In November 2001, Evans filed a postconviction motion challenging the addition of the conditional release term and requesting either that the term be vacated or that he be allowed to withdraw his guilty plea because he did not know about the conditional release term when he pled guilty.  The district court denied both motions, finding that the conditional release term could not be vacated because it was statutorily mandated, and that Evans could not withdraw his plea because he was presumed to know the law and because the plea agreement contained no upper limit on the possible sentence.  This appeal followed.


Evans argues that his plea was unknowing and therefore that the district court erred in denying his postconviction motion.  On appeal in postconviction proceedings, this court limits its review to determining whether sufficient evidence exists to sustain the postconviction court’s findings.  Perkins v. State, 559 N.W.2d 678, 685 (Minn. 1997).  “The decisions of a postconviction court will not be disturbed unless the court abused its discretion.”  Dukes v. State, 621 N.W.2d 246, 251 (Minn. 2001) (citation omitted).

A criminal defendant has no absolute right to withdraw a guilty plea.  Shorter v. State, 511 N.W.2d 743, 746 (Minn. 1994).  A defendant may withdraw a guilty plea after sentencing “upon a timely motion and proof to the satisfaction of the court that withdrawal of the plea is necessary to correct a manifest injustice.”  Perkins, 559 N.W.2d at 685 (citation and quotation omitted).  A manifest injustice occurs if a guilty plea is not “accurate, voluntary, and intelligent (i.e., knowingly and understandingly made).”  Id. at 688.

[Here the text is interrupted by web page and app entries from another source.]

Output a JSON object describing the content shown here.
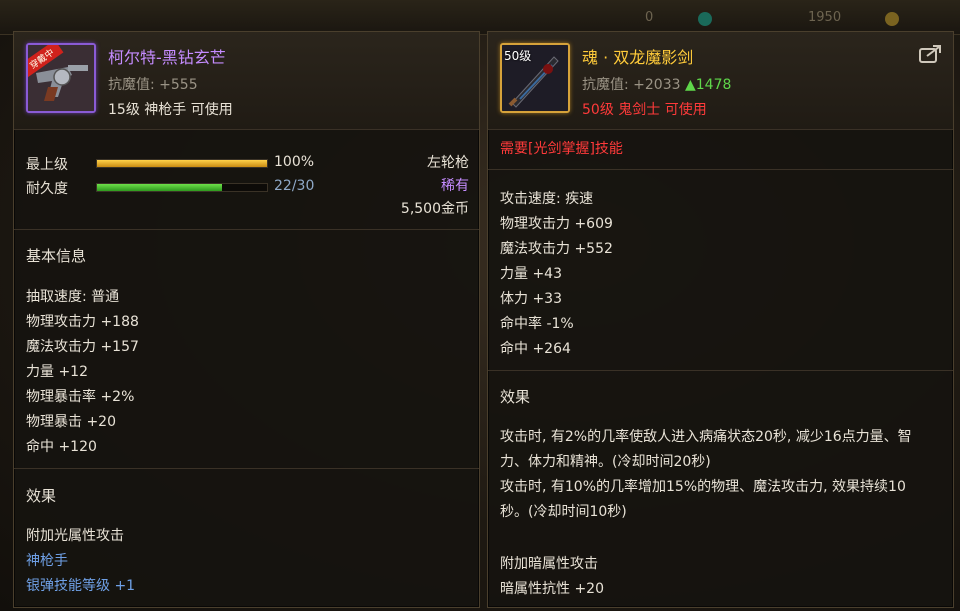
{
  "colors": {
    "rare_purple": "#c58cff",
    "legend_gold": "#ffcb3a",
    "requirement_red": "#ff3a3a",
    "link_blue": "#6fa0e6",
    "buff_green": "#5fd64a"
  },
  "background": {
    "currency_a": "0",
    "currency_b": "1950"
  },
  "left_item": {
    "badge": "穿戴中",
    "icon": "revolver-icon",
    "name": "柯尔特-黑钻玄芒",
    "magic_resist": "抗魔值: +555",
    "requirement": "15级 神枪手 可使用",
    "grade_label": "最上级",
    "grade_value": "100%",
    "grade_fraction": 1.0,
    "durability_label": "耐久度",
    "durability_value": "22/30",
    "durability_fraction": 0.733,
    "weapon_type": "左轮枪",
    "rarity": "稀有",
    "price": "5,500金币",
    "basic_info_title": "基本信息",
    "stats": [
      "抽取速度: 普通",
      "物理攻击力 +188",
      "魔法攻击力 +157",
      "力量 +12",
      "物理暴击率 +2%",
      "物理暴击 +20",
      "命中 +120"
    ],
    "effects_title": "效果",
    "effect_line": "附加光属性攻击",
    "effect_class": "神枪手",
    "effect_skill": "银弹技能等级 +1"
  },
  "right_item": {
    "level_badge": "50级",
    "icon": "sword-icon",
    "name": "魂 · 双龙魔影剑",
    "magic_resist": "抗魔值: +2033",
    "magic_resist_delta": "▲1478",
    "requirement": "50级 鬼剑士 可使用",
    "skill_requirement": "需要[光剑掌握]技能",
    "stats": [
      "攻击速度: 疾速",
      "物理攻击力 +609",
      "魔法攻击力 +552",
      "力量 +43",
      "体力 +33",
      "命中率 -1%",
      "命中 +264"
    ],
    "effects_title": "效果",
    "effect_para_1": "攻击时, 有2%的几率使敌人进入病痛状态20秒, 减少16点力量、智力、体力和精神。(冷却时间20秒)",
    "effect_para_2": "攻击时, 有10%的几率增加15%的物理、魔法攻击力, 效果持续10秒。(冷却时间10秒)",
    "extra_line_1": "附加暗属性攻击",
    "extra_line_2": "暗属性抗性 +20",
    "share_icon": "share-icon"
  }
}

The district court found that, under State v. Calmes, 632 N.W.2d 641 (Minn. 2001), Evans’s plea was knowingly made because “citizens are presumed to know the law.”  Although we do not agree that Calmes applies in this case,[1] we nevertheless arrive at the same conclusion, i.e., that Evans’s plea was not given unknowingly.

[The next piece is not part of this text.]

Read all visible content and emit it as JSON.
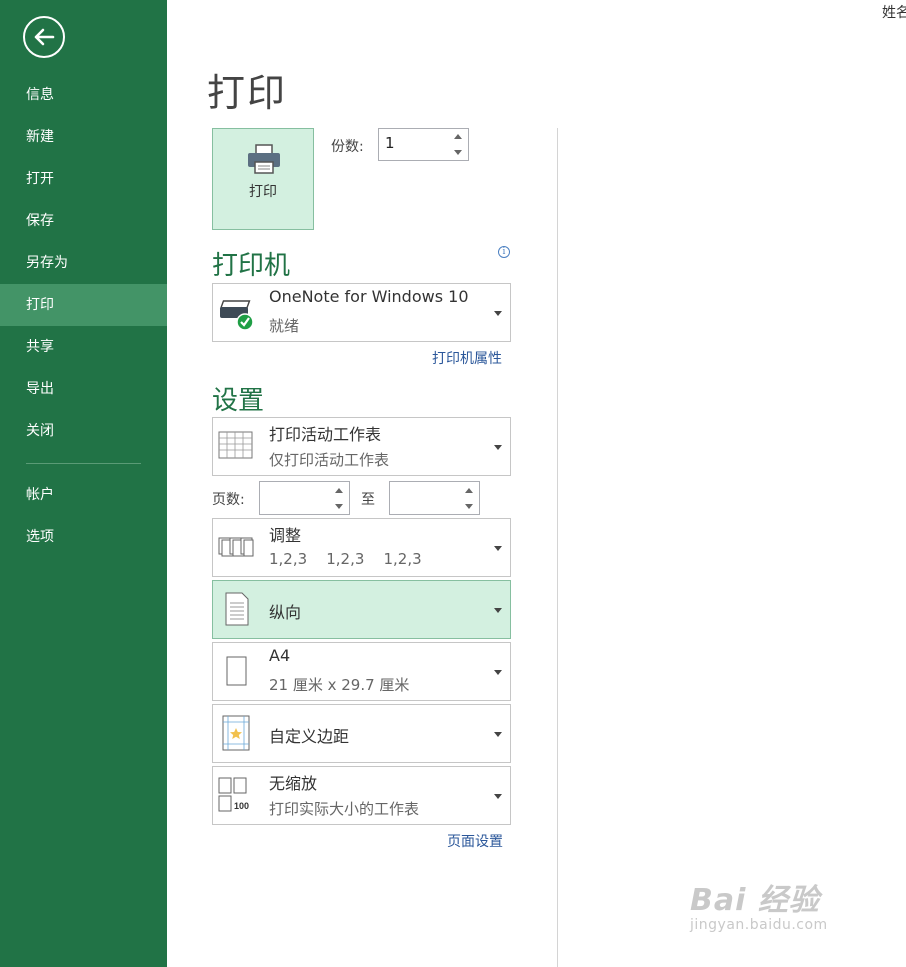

In State v. Brown, 606 N.W.2d 670 (Minn. 2000), the supreme court concluded that a defendant’s sentence was not unknowing because the defendant understood both at the plea hearing and at sentencing that he risked an executed sentence longer than the sentence he actually received after correction to include the mandatory conditional release term.  See id. at 675 n.6.  Here, the plea agreement called for a specific amount of workhouse time but contained no agreement on the length of the executed sentence.  The statutory maximum sentence for this crime was 25 years, and Evans was told this fact.  Therefore, as in Brown, the sentence Evans received—even with the addition of the conditional release term—was less than the maximum possible sentence that he might have received pursuant to his plea agreement.  This issue has recently come before this court in the context of whether imposition of the conditional release term violated a similar plea agreement.  In State v. Christopherson, 644 N.W.2d 507 (Minn. App. 2002), we concluded that where there was no limitation on the amount of prison time the defendant would serve, imposition of the conditional release term did not violate the terms of the plea agreement.  Id. at 511-12.  We follow Christopherson and consider it to be dispositive here.

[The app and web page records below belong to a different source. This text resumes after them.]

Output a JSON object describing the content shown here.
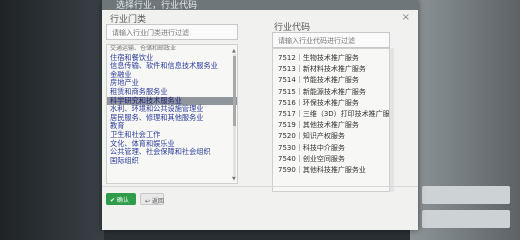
{
  "modal": {
    "title": "选择行业，行业代码",
    "left_title": "行业门类",
    "left_search_placeholder": "请输入行业门类进行过滤",
    "right_title": "行业代码",
    "right_search_placeholder": "请输入行业代码进行过滤",
    "close": "×"
  },
  "categories": [
    "交通运输、仓储和邮政业",
    "住宿和餐饮业",
    "信息传输、软件和信息技术服务业",
    "金融业",
    "房地产业",
    "租赁和商务服务业",
    "科学研究和技术服务业",
    "水利、环境和公共设施管理业",
    "居民服务、修理和其他服务业",
    "教育",
    "卫生和社会工作",
    "文化、体育和娱乐业",
    "公共管理、社会保障和社会组织",
    "国际组织"
  ],
  "selected_index": 6,
  "codes": [
    "7512｜生物技术推广服务",
    "7513｜新材料技术推广服务",
    "7514｜节能技术推广服务",
    "7515｜新能源技术推广服务",
    "7516｜环保技术推广服务",
    "7517｜三维（3D）打印技术推广服务",
    "7519｜其他技术推广服务",
    "7520｜知识产权服务",
    "7530｜科技中介服务",
    "7540｜创业空间服务",
    "7590｜其他科技推广服务业"
  ],
  "buttons": {
    "confirm": "✔ 确认",
    "back": "↩ 返回"
  },
  "colors": {
    "accent": "#2f9c4a",
    "link": "#2b3d9a",
    "selected_bg": "#8f959a"
  }
}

The fact that Evans’s actual sentence was significantly less than the 25 years he might have received is of no import.  The question of whether the plea was valid is assessed at the time of the plea, not at sentencing.  See State v. Nace, 308 Minn. 170, 170-71, 241 N.W.2d 101, 102 (1976) (adequacy of record for plea assessed at time of plea).



* Retired judge of the Minnesota Court of Appeals, serving by appointment pursuant to Minn. Const. art. VI, § 10.


[1]  Unlike the defendant in Calmes, Evans pled guilty before the supreme court issued two cases holding that the conditional release term at issue here was mandatory.  See State v. Calmes, 632 N.W.2d at 648 n.4 (relying on the fact that not only did Calmes’s plea come after the supreme court’s opinions were issued, but he had actual knowledge of those opinions when he pled guilty).